[Dataset rows for apps and sites]
'''

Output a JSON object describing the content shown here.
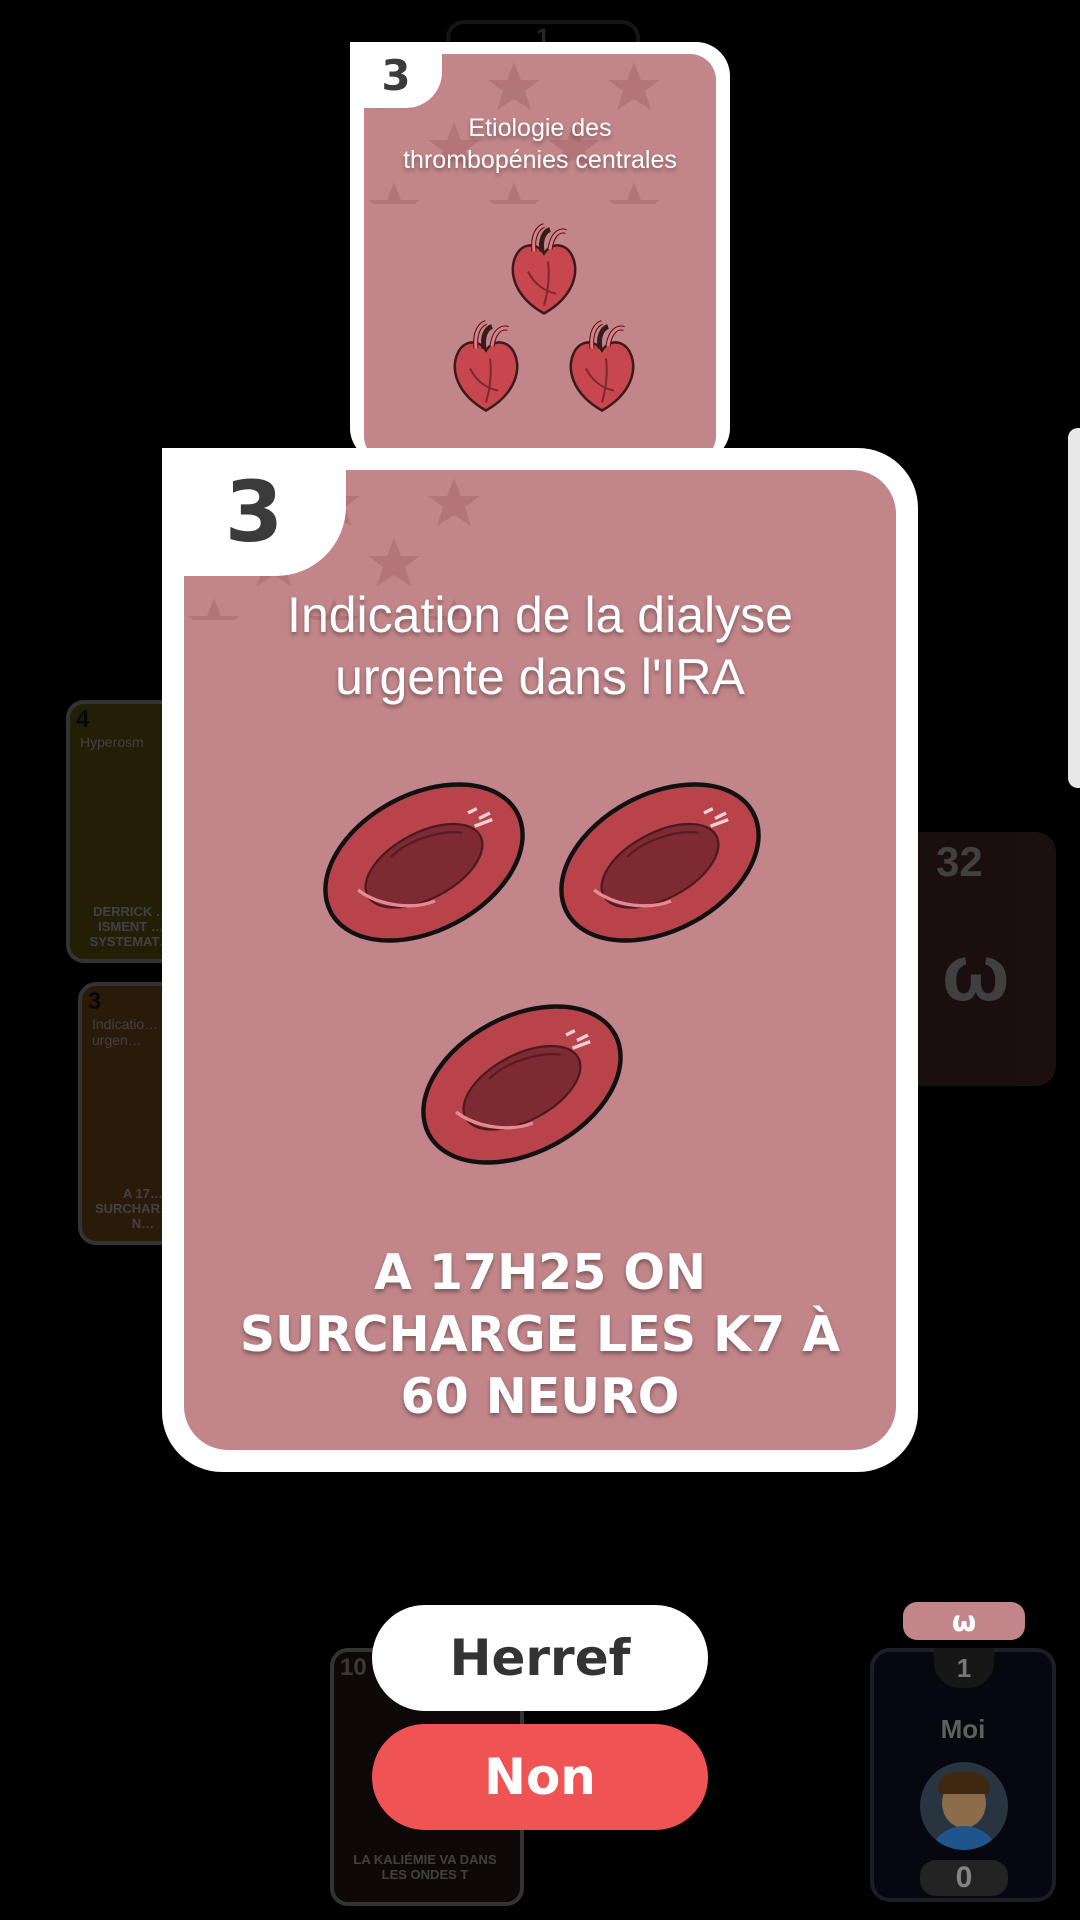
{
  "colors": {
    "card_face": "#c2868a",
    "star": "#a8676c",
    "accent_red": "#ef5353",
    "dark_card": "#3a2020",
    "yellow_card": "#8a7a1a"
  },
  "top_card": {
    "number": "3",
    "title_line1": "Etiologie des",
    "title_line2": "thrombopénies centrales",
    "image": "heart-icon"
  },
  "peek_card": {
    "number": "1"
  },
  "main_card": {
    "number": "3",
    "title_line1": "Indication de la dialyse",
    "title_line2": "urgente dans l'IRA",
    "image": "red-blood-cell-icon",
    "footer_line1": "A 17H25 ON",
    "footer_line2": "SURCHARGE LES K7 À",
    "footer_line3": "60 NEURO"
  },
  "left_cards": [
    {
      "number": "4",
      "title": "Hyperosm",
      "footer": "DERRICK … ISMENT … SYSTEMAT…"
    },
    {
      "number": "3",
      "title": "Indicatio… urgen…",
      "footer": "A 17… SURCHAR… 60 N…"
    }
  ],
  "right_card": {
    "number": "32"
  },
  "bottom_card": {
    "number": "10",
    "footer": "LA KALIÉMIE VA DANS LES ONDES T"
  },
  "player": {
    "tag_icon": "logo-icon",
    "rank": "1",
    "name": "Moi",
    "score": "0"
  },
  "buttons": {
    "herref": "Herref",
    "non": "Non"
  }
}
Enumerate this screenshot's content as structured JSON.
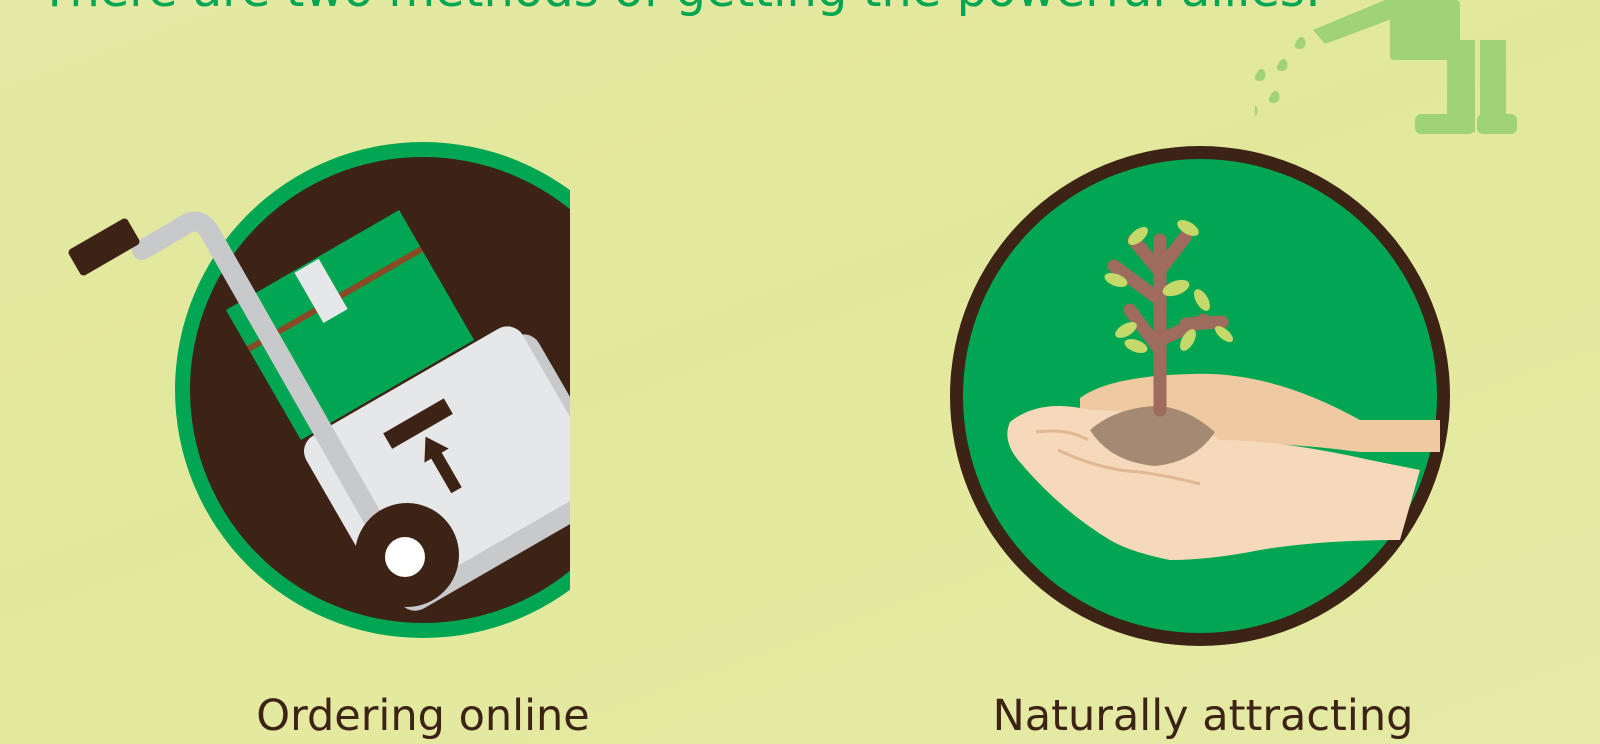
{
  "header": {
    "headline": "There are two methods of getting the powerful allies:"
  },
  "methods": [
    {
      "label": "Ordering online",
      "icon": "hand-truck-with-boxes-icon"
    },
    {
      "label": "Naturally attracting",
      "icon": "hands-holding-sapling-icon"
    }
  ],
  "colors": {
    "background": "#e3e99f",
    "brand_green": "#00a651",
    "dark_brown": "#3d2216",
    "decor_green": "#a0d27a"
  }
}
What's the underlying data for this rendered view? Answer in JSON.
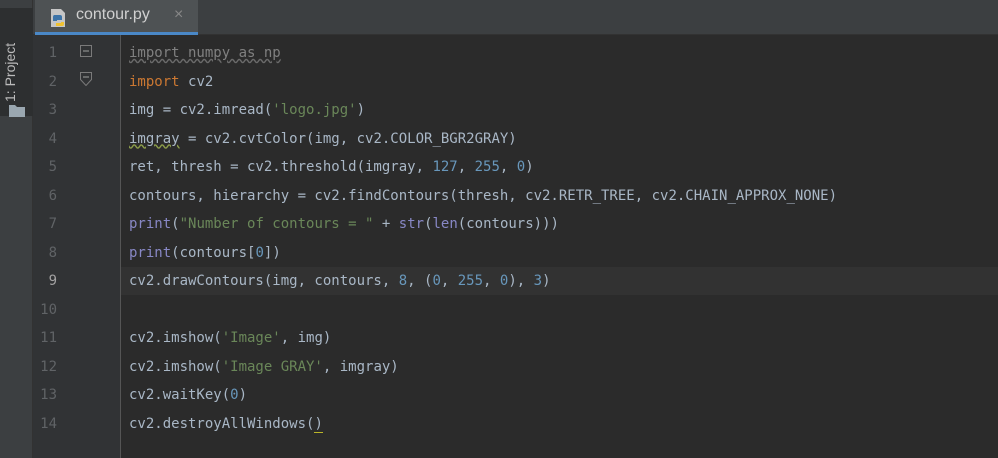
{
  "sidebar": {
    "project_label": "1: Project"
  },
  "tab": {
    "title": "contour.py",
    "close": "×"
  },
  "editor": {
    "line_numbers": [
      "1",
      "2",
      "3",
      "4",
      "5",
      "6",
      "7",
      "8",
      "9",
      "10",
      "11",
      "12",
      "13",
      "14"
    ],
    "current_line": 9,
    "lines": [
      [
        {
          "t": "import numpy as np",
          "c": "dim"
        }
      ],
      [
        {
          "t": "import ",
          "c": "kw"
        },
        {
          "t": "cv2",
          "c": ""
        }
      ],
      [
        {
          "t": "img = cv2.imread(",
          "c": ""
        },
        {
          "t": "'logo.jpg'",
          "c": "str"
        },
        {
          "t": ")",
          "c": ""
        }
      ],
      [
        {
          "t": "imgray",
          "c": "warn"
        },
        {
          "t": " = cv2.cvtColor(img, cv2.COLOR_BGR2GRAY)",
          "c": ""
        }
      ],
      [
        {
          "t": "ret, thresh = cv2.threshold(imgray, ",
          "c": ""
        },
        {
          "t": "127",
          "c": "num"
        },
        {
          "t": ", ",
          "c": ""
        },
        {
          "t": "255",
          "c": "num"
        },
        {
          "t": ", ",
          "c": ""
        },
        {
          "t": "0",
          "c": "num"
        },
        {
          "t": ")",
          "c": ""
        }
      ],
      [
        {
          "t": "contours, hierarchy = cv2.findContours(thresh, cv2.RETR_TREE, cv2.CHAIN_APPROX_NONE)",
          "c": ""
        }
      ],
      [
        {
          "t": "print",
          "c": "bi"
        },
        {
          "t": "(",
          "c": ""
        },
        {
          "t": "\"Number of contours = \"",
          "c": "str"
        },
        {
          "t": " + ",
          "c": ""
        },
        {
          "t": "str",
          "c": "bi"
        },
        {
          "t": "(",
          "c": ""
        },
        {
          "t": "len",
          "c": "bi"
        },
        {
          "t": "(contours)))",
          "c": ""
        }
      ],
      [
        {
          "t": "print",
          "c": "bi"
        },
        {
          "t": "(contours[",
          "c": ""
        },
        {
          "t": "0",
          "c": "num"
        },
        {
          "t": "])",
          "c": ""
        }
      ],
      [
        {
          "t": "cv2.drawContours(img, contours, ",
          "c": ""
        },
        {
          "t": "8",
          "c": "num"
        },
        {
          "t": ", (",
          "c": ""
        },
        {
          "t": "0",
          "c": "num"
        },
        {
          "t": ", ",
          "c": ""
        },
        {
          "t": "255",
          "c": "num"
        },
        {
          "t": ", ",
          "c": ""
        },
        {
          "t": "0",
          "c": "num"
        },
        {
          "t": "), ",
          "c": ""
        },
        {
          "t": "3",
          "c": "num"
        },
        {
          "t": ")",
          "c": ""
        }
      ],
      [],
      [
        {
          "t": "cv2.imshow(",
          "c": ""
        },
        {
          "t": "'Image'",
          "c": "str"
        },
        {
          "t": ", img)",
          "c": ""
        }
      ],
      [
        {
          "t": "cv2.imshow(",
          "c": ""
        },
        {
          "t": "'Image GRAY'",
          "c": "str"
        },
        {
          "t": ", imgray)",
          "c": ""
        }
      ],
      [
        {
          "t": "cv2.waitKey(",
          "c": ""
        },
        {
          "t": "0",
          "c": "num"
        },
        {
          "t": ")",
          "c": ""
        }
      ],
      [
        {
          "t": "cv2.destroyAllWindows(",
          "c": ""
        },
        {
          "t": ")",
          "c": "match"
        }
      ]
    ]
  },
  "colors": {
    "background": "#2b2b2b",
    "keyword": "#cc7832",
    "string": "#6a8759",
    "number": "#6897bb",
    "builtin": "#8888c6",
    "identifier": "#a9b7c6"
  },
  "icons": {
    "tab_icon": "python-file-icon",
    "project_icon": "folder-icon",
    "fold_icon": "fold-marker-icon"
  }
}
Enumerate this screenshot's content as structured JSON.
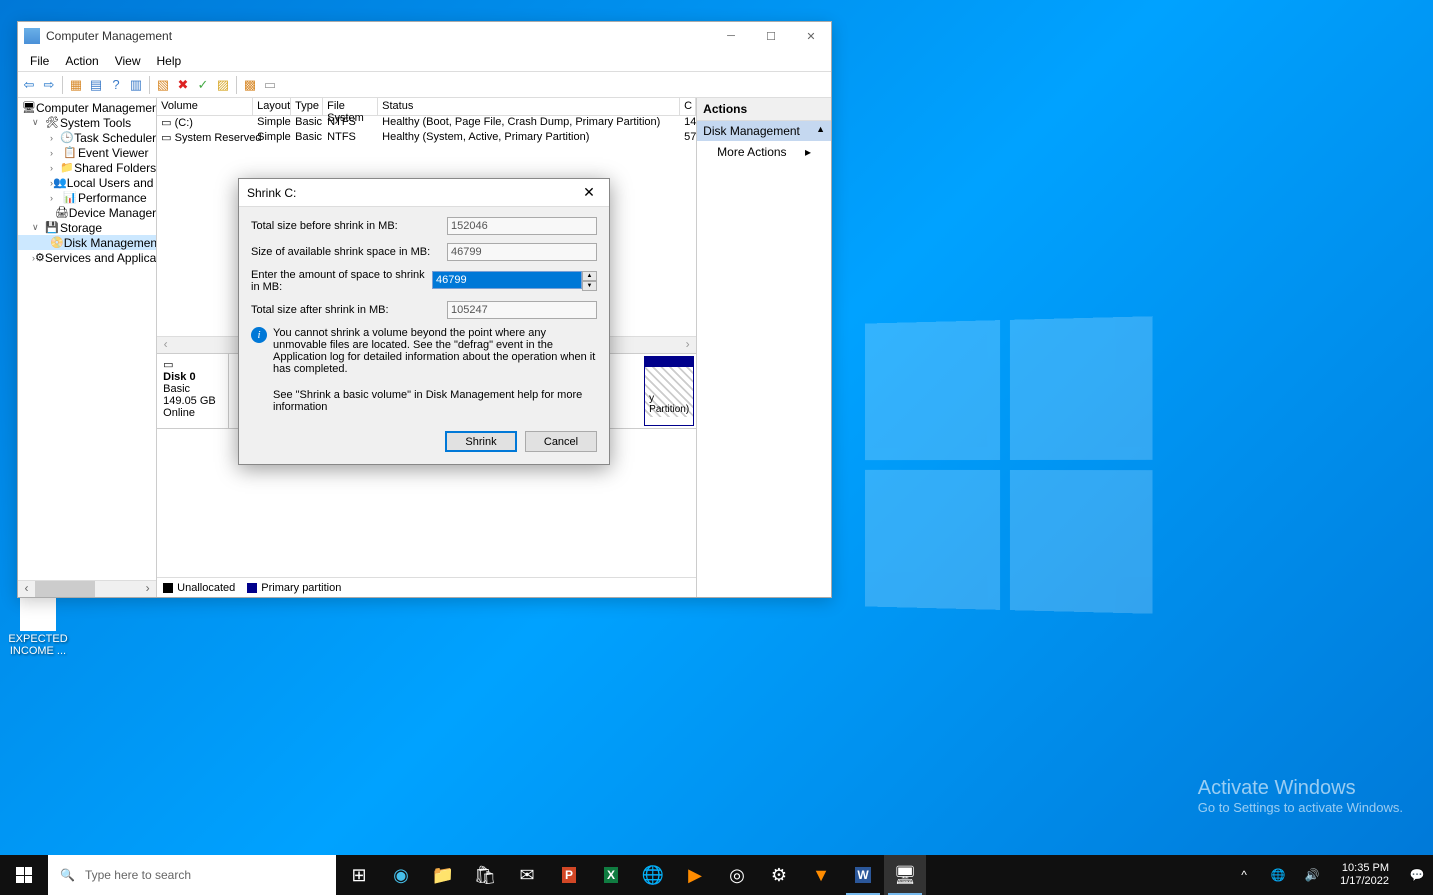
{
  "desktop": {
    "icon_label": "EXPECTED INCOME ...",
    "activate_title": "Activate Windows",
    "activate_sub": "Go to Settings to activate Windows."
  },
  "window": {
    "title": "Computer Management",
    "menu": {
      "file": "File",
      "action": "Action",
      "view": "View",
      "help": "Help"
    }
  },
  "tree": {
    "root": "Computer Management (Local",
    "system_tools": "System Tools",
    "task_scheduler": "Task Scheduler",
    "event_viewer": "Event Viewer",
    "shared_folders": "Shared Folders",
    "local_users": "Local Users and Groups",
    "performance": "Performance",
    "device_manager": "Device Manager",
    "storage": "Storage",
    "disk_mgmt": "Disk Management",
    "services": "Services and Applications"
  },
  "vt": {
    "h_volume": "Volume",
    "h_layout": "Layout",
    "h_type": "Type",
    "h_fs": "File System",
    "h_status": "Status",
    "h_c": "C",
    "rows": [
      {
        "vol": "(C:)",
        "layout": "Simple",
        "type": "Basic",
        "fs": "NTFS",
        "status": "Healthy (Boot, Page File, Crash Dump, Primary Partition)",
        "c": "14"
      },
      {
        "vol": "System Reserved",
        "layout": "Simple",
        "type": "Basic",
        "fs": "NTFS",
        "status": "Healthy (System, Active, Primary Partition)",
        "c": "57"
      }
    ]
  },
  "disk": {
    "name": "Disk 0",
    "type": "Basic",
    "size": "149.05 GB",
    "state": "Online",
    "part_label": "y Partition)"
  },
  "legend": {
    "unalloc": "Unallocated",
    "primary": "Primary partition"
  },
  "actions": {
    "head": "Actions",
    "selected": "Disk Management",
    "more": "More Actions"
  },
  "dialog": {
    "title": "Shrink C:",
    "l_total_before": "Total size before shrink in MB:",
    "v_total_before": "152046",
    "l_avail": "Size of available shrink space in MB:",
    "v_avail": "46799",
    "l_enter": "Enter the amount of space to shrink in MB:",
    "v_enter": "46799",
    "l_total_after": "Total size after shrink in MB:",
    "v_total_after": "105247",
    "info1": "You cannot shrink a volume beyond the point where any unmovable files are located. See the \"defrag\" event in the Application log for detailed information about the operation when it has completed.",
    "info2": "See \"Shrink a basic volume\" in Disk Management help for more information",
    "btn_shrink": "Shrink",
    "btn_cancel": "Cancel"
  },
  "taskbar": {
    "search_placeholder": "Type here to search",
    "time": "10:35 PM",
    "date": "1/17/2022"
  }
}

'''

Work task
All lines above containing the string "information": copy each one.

Task solution
    "info1": "You cannot shrink a volume beyond the point where any unmovable files are located. See the \"defrag\" event in the Application log for detailed information about the operation when it has completed.",
    "info2": "See \"Shrink a basic volume\" in Disk Management help for more information",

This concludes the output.